(Given entries)

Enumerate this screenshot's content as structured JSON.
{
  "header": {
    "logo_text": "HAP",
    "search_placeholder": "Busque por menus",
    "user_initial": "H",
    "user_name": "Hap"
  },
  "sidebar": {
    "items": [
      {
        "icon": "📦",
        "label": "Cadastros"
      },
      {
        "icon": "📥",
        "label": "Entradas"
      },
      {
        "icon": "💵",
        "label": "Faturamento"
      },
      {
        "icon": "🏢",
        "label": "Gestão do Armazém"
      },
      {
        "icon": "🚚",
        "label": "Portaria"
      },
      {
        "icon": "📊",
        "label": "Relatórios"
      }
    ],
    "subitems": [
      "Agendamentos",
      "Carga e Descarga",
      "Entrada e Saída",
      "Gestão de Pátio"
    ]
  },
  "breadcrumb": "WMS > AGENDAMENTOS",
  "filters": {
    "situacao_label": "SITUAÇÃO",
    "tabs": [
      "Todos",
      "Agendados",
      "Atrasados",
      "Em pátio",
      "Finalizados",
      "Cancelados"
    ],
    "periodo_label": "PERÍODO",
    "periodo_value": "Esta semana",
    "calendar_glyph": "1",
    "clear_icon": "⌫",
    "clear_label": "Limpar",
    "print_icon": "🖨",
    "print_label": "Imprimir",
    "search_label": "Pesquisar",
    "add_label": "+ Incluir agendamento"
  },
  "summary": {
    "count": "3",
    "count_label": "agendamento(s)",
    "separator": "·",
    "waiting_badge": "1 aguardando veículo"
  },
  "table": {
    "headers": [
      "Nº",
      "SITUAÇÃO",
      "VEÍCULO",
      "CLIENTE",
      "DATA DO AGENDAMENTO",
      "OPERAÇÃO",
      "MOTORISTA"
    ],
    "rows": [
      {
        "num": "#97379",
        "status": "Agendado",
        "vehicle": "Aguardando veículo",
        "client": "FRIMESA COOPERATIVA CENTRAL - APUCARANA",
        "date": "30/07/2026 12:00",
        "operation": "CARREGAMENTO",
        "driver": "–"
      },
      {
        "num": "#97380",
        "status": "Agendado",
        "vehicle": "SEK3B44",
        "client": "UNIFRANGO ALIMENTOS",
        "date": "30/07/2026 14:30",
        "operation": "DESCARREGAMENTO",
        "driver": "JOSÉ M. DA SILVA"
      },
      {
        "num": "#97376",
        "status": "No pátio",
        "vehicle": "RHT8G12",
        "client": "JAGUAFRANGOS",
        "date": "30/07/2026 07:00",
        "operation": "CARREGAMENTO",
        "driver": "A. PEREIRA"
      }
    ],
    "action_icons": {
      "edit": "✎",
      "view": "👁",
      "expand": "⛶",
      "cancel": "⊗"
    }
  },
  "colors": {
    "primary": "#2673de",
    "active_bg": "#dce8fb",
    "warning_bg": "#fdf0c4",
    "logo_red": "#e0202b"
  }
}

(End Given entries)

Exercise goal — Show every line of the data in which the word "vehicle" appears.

Written response —
        "vehicle": "Aguardando veículo",
        "vehicle": "SEK3B44",
        "vehicle": "RHT8G12",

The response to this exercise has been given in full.